A couple of weeks ago I went with Stéphanie, the wonderful girl from the Undisclosed Dinner project to Pimpinelle to taste the candy of Bon et Bon. We were so taken by their sweet little jewels that Amaury, the candy wizard behind Bon et Bon invited Sara and me to a more private tasting in their Brussels premises. One thing you should know, we gals rarely say no to candy.
A bunch of boxes on the table, we got to taste the glorious Belgian raspberry Cuberdon, created in 1873 by the De Vynck pharmacist. Wow. Actual raspberry taste and so meltingly soft. We sampled the Angélique de Niort. So special… it’s almost like a sweet veggie! It’s rhubarb meets celery! Sophistcated and yummy. Then the Coquelicots, made from wild poppy petals, anciently used for their healing virtues. The Calissons d’Aix, the salted Caramels…!
As Amaury explained to us, his eyes shining with excitement and pride, Bon et Bon offers local candy produced by small artisans. Each candy comes from a specific French or Belgian region and Bon et Bon works with the artisan who has the original recipe or the closest one, at least. Sometimes, as with the Bêtises de Cambrai, it’s candy war! Much resembling a Tim Burton movie, two artisans claim they detain the original recipe… and they’re feisty!
Bon et Bon is much more than delicious candy in pretty little carton boxes. It’s an ode to our regions’ heritage and a strive to keep the ancestral knowhow alive and pass it on from generation to generation. I think it’s such a beautiful endeavour. Also, who said candy was bad for you?! Did you know that the original, good candy has actually plenty of great natural ingredients and beneficial properties? Unlike most of the plastic candy we too often chew on…
You can order your boxes online and have them delivered worldwide.

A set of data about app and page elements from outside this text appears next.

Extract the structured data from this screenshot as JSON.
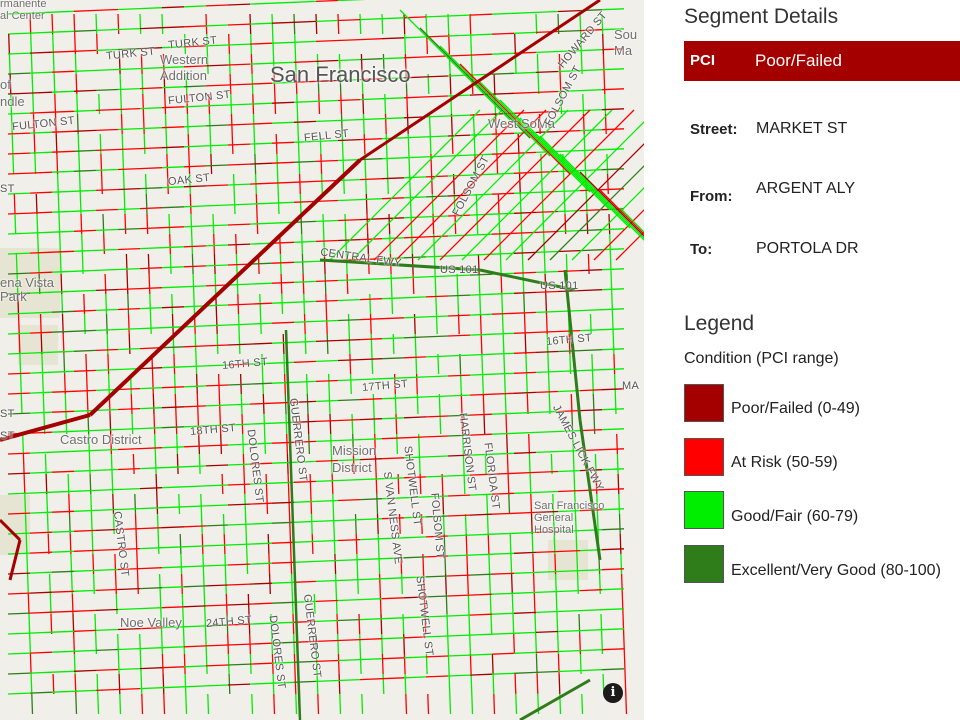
{
  "map": {
    "city_label": "San Francisco",
    "area_labels": {
      "western_addition": "Western\nAddition",
      "west_soma": "West SoMa",
      "buena_vista": "ena Vista\nPark",
      "castro": "Castro District",
      "mission": "Mission\nDistrict",
      "noe": "Noe Valley",
      "sfgh": "San Francisco\nGeneral\nHospital",
      "permanente": "rmanente\nal Center",
      "south": "Sou\nMa",
      "ofdle": "of\nndle"
    },
    "street_labels": {
      "turk": "TURK ST",
      "turk2": "TURK ST",
      "fulton": "FULTON ST",
      "fulton2": "FULTON ST",
      "fell": "FELL ST",
      "oak": "OAK ST",
      "central_fwy": "CENTRAL FWY",
      "us101": "US 101",
      "us101b": "US 101",
      "st16": "16TH ST",
      "st17": "17TH ST",
      "st18": "18TH ST",
      "st16b": "16TH ST",
      "st24": "24TH ST",
      "folsom": "FOLSOM ST",
      "folsom2": "FOLSOM ST",
      "folsom3": "FOLSOM ST",
      "howard": "HOWARD ST",
      "dolores": "DOLORES ST",
      "dolores2": "DOLORES ST",
      "guerrero": "GUERRERO ST",
      "guerrero2": "GUERRERO ST",
      "van_ness": "S VAN NESS AVE",
      "shotwell": "SHOTWELL ST",
      "shotwell2": "SHOTWELL ST",
      "harrison": "HARRISON ST",
      "florida": "FLORIDA ST",
      "castro_st": "CASTRO ST",
      "james_lick": "JAMES LICK FWY",
      "ma": "MA",
      "st_a": "ST",
      "st_b": "ST",
      "st_c": "ST"
    },
    "info_icon": "i"
  },
  "panel": {
    "title": "Segment Details",
    "pci_key": "PCI",
    "pci_value": "Poor/Failed",
    "street_key": "Street:",
    "street_value": "MARKET ST",
    "from_key": "From:",
    "from_value": "ARGENT ALY",
    "to_key": "To:",
    "to_value": "PORTOLA DR",
    "legend_title": "Legend",
    "legend_subtitle": "Condition (PCI range)",
    "legend": [
      {
        "label": "Poor/Failed (0-49)",
        "color": "#a50000"
      },
      {
        "label": "At Risk (50-59)",
        "color": "#ff0000"
      },
      {
        "label": "Good/Fair (60-79)",
        "color": "#00ee00"
      },
      {
        "label": "Excellent/Very Good (80-100)",
        "color": "#2e7d1a"
      }
    ]
  },
  "colors": {
    "poor": "#a50000",
    "risk": "#ff0000",
    "good": "#00ee00",
    "excellent": "#2e7d1a",
    "base_map": "#f1efea"
  }
}
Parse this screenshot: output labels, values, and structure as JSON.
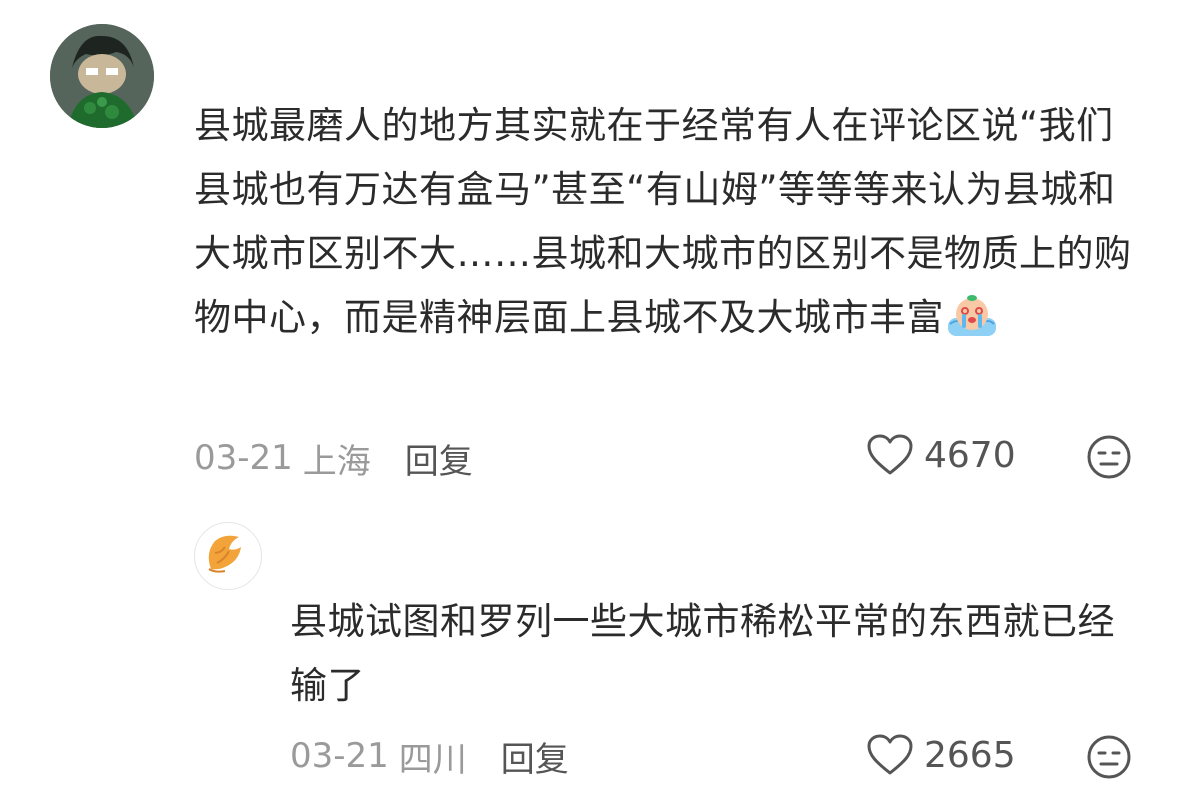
{
  "comments": [
    {
      "avatar_icon": "user-avatar-icon",
      "text": "县城最磨人的地方其实就在于经常有人在评论区说“我们县城也有万达有盒马”甚至“有山姆”等等等来认为县城和大城市区别不大……县城和大城市的区别不是物质上的购物中心，而是精神层面上县城不及大城市丰富",
      "emoji_icon": "crying-face-emoji-icon",
      "date": "03-21",
      "location": "上海",
      "reply_label": "回复",
      "likes": "4670"
    },
    {
      "avatar_icon": "croissant-avatar-icon",
      "text": "县城试图和罗列一些大城市稀松平常的东西就已经输了",
      "date": "03-21",
      "location": "四川",
      "reply_label": "回复",
      "likes": "2665"
    }
  ],
  "colors": {
    "text": "#2b2b2b",
    "meta": "#9a9a9a",
    "icon": "#555555",
    "croissant": "#f2a33a"
  }
}
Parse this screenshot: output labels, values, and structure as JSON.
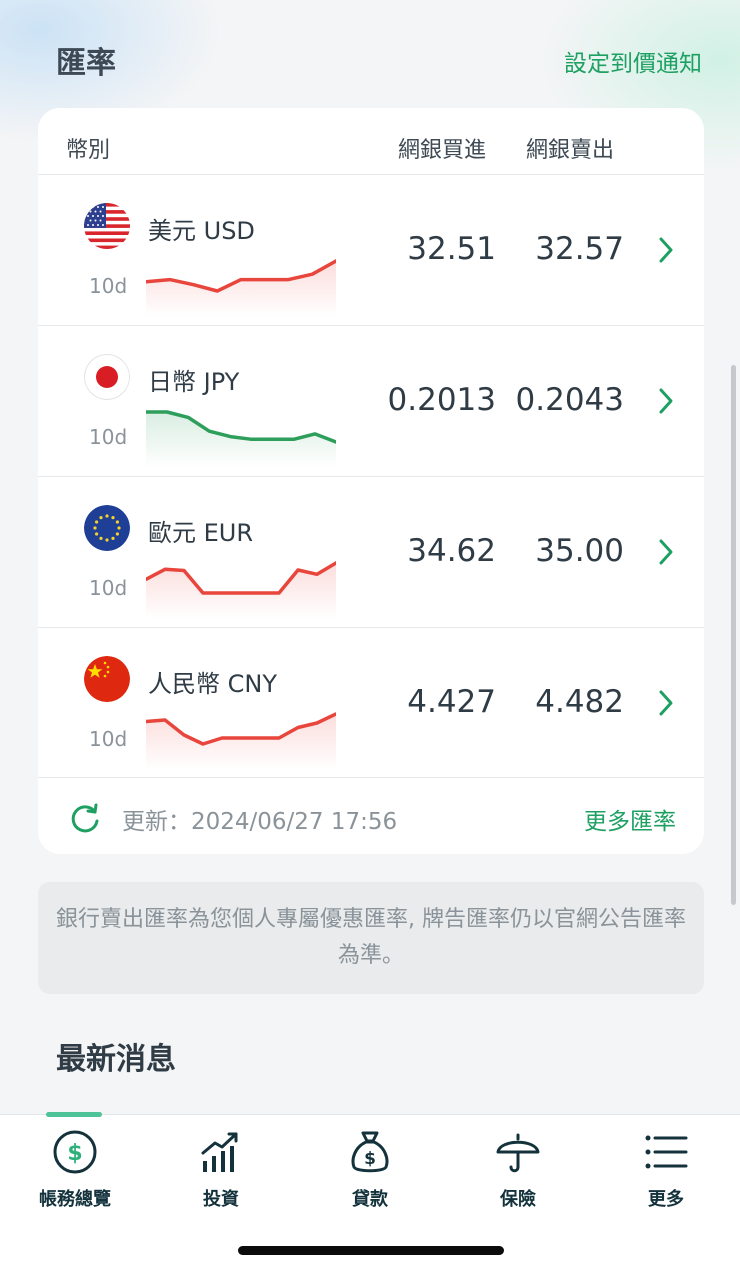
{
  "header": {
    "title": "匯率",
    "alert_link": "設定到價通知"
  },
  "table": {
    "col_currency": "幣別",
    "col_buy": "網銀買進",
    "col_sell": "網銀賣出"
  },
  "rates": [
    {
      "name": "美元 USD",
      "period": "10d",
      "buy": "32.51",
      "sell": "32.57",
      "flag": "us-flag",
      "trend": [
        0.31,
        0.38,
        0.21,
        0.0,
        0.38,
        0.38,
        0.38,
        0.56,
        1.0
      ]
    },
    {
      "name": "日幣 JPY",
      "period": "10d",
      "buy": "0.2013",
      "sell": "0.2043",
      "flag": "jp-flag",
      "trend": [
        1.0,
        1.0,
        0.82,
        0.36,
        0.18,
        0.09,
        0.09,
        0.09,
        0.27,
        0.0
      ]
    },
    {
      "name": "歐元 EUR",
      "period": "10d",
      "buy": "34.62",
      "sell": "35.00",
      "flag": "eu-flag",
      "trend": [
        0.55,
        0.95,
        0.9,
        0.0,
        0.0,
        0.0,
        0.0,
        0.0,
        0.92,
        0.75,
        1.2
      ]
    },
    {
      "name": "人民幣 CNY",
      "period": "10d",
      "buy": "4.427",
      "sell": "4.482",
      "flag": "cn-flag",
      "trend": [
        0.75,
        0.8,
        0.3,
        0.0,
        0.2,
        0.2,
        0.2,
        0.2,
        0.55,
        0.7,
        1.0
      ]
    }
  ],
  "update": {
    "text": "更新：2024/06/27 17:56",
    "more_link": "更多匯率"
  },
  "notice": "銀行賣出匯率為您個人專屬優惠匯率, 牌告匯率仍以官網公告匯率為準。",
  "news": {
    "title": "最新消息"
  },
  "tabbar": {
    "items": [
      {
        "label": "帳務總覽",
        "icon": "dollar-circle-icon",
        "active": true
      },
      {
        "label": "投資",
        "icon": "chart-up-icon",
        "active": false
      },
      {
        "label": "貸款",
        "icon": "money-bag-icon",
        "active": false
      },
      {
        "label": "保險",
        "icon": "umbrella-icon",
        "active": false
      },
      {
        "label": "更多",
        "icon": "menu-list-icon",
        "active": false
      }
    ]
  },
  "colors": {
    "accent": "#1fa063",
    "down_trend": "#2e9e5b",
    "up_trend": "#e8453c",
    "text_dark": "#2f3b45",
    "text_muted": "#8a939a"
  }
}
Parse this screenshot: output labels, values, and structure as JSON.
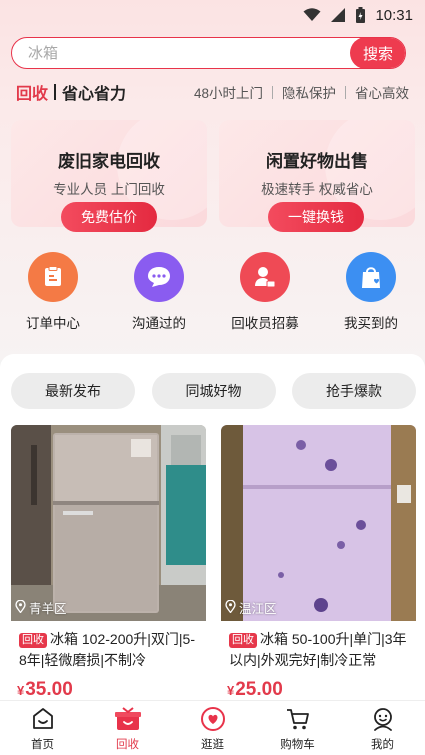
{
  "status_bar": {
    "time": "10:31"
  },
  "search": {
    "placeholder": "冰箱",
    "button": "搜索"
  },
  "slogan": {
    "brand": "回收",
    "tagline": "省心省力",
    "features": [
      "48小时上门",
      "隐私保护",
      "省心高效"
    ]
  },
  "cards": [
    {
      "title": "废旧家电回收",
      "subtitle": "专业人员 上门回收",
      "button": "免费估价"
    },
    {
      "title": "闲置好物出售",
      "subtitle": "极速转手 权威省心",
      "button": "一键换钱"
    }
  ],
  "quick_links": [
    {
      "label": "订单中心",
      "icon": "order-icon",
      "color": "#f47a45"
    },
    {
      "label": "沟通过的",
      "icon": "chat-icon",
      "color": "#8a5cf0"
    },
    {
      "label": "回收员招募",
      "icon": "recruit-icon",
      "color": "#ef4a55"
    },
    {
      "label": "我买到的",
      "icon": "bag-icon",
      "color": "#3c8ff2"
    }
  ],
  "filters": [
    "最新发布",
    "同城好物",
    "抢手爆款"
  ],
  "products": [
    {
      "location": "青羊区",
      "tag": "回收",
      "title": "冰箱 102-200升|双门|5-8年|轻微磨损|不制冷",
      "currency": "¥",
      "price": "35.00"
    },
    {
      "location": "温江区",
      "tag": "回收",
      "title": "冰箱 50-100升|单门|3年以内|外观完好|制冷正常",
      "currency": "¥",
      "price": "25.00"
    }
  ],
  "tabbar": [
    {
      "label": "首页",
      "icon": "home-icon",
      "active": false
    },
    {
      "label": "回收",
      "icon": "recycle-gift-icon",
      "active": true
    },
    {
      "label": "逛逛",
      "icon": "browse-heart-icon",
      "active": false
    },
    {
      "label": "购物车",
      "icon": "cart-icon",
      "active": false
    },
    {
      "label": "我的",
      "icon": "profile-icon",
      "active": false
    }
  ],
  "colors": {
    "accent": "#e8334a",
    "card_bg": "#fbdfe1"
  }
}
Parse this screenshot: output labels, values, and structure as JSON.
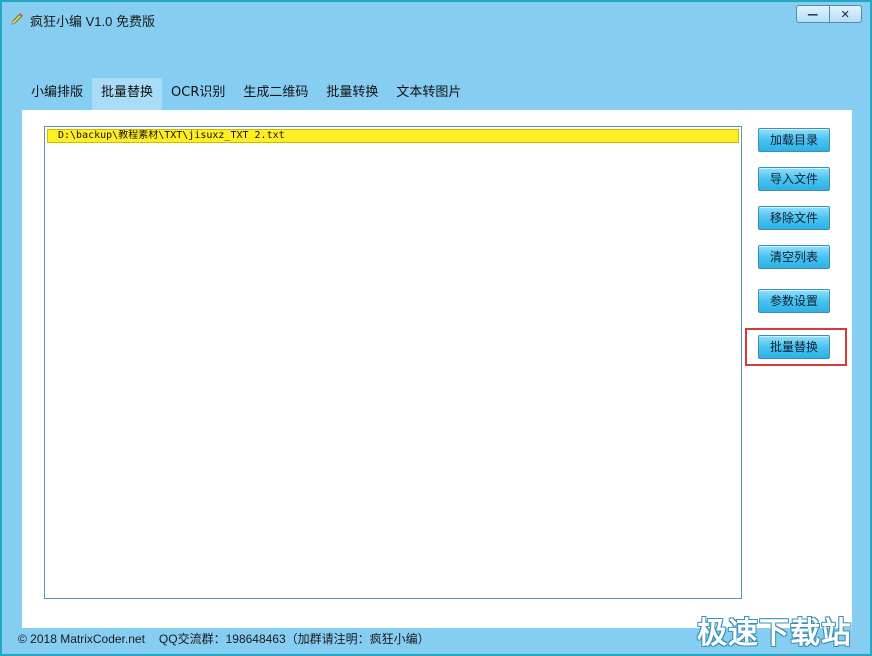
{
  "window": {
    "title": "疯狂小编 V1.0 免费版",
    "controls": {
      "minimize": "—",
      "close": "✕"
    }
  },
  "tabs": [
    {
      "label": "小编排版"
    },
    {
      "label": "批量替换"
    },
    {
      "label": "OCR识别"
    },
    {
      "label": "生成二维码"
    },
    {
      "label": "批量转换"
    },
    {
      "label": "文本转图片"
    }
  ],
  "active_tab": "批量替换",
  "file_list": {
    "items": [
      "D:\\backup\\教程素材\\TXT\\jisuxz_TXT 2.txt"
    ]
  },
  "buttons": {
    "load_dir": "加载目录",
    "import_file": "导入文件",
    "remove_file": "移除文件",
    "clear_list": "清空列表",
    "settings": "参数设置",
    "batch_replace": "批量替换"
  },
  "footer": {
    "copyright": "© 2018 MatrixCoder.net",
    "qq_group": "QQ交流群：198648463（加群请注明：疯狂小编）"
  },
  "watermark": "极速下载站",
  "colors": {
    "window_bg": "#86cdf2",
    "content_bg": "#ffffff",
    "selected_row": "#ffee22",
    "button_accent": "#49c3f0",
    "highlight": "#d43a3a"
  }
}
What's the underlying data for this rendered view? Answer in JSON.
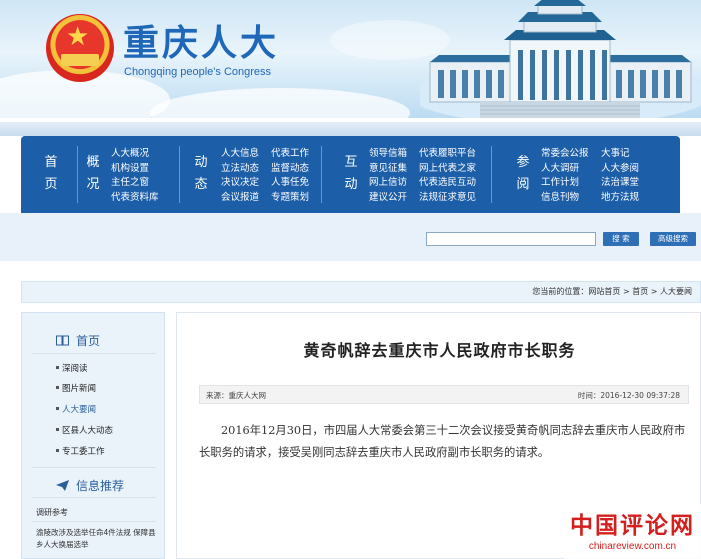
{
  "header": {
    "title": "重庆人大",
    "subtitle": "Chongqing people's Congress"
  },
  "nav": {
    "home": "首页",
    "groups": [
      {
        "title": "概况",
        "items": [
          "人大概况",
          "机构设置",
          "主任之窗",
          "代表资料库"
        ]
      },
      {
        "title": "动态",
        "items": [
          "人大信息",
          "立法动态",
          "决议决定",
          "会议报道",
          "代表工作",
          "监督动态",
          "人事任免",
          "专题策划"
        ]
      },
      {
        "title": "互动",
        "items": [
          "领导信箱",
          "意见征集",
          "网上信访",
          "建议公开",
          "代表履职平台",
          "网上代表之家",
          "代表选民互动",
          "法规征求意见"
        ]
      },
      {
        "title": "参阅",
        "items": [
          "常委会公报",
          "人大调研",
          "工作计划",
          "信息刊物",
          "大事记",
          "人大参阅",
          "法治课堂",
          "地方法规"
        ]
      }
    ]
  },
  "search": {
    "placeholder": "",
    "search_label": "搜 索",
    "advanced_label": "高级搜索"
  },
  "breadcrumb": "您当前的位置：网站首页 > 首页 > 人大要闻",
  "sidebar": {
    "home_label": "首页",
    "items": [
      "深阅读",
      "图片新闻",
      "人大要闻",
      "区县人大动态",
      "专工委工作"
    ],
    "active_index": 2,
    "info_label": "信息推荐",
    "info_items": [
      "调研参考",
      "渝陵改涉及选举任命4件法规 保障县乡人大换届选举"
    ]
  },
  "article": {
    "title": "黄奇帆辞去重庆市人民政府市长职务",
    "source": "来源：重庆人大网",
    "time": "时间：2016-12-30 09:37:28",
    "body": "2016年12月30日，市四届人大常委会第三十二次会议接受黄奇帆同志辞去重庆市人民政府市长职务的请求，接受吴刚同志辞去重庆市人民政府副市长职务的请求。"
  },
  "watermark": {
    "name": "中国评论网",
    "url": "chinareview.com.cn"
  },
  "colors": {
    "nav_blue": "#1d5ea8",
    "title_blue": "#1f67b8",
    "watermark_red": "#d3201f"
  }
}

Or you can get them in various sellpoints like Pimpinelle and Hei Shop & Tea.
Amaury, Mélanie, thanks again for the invitation and keep up the sweet work!
Anita & Sara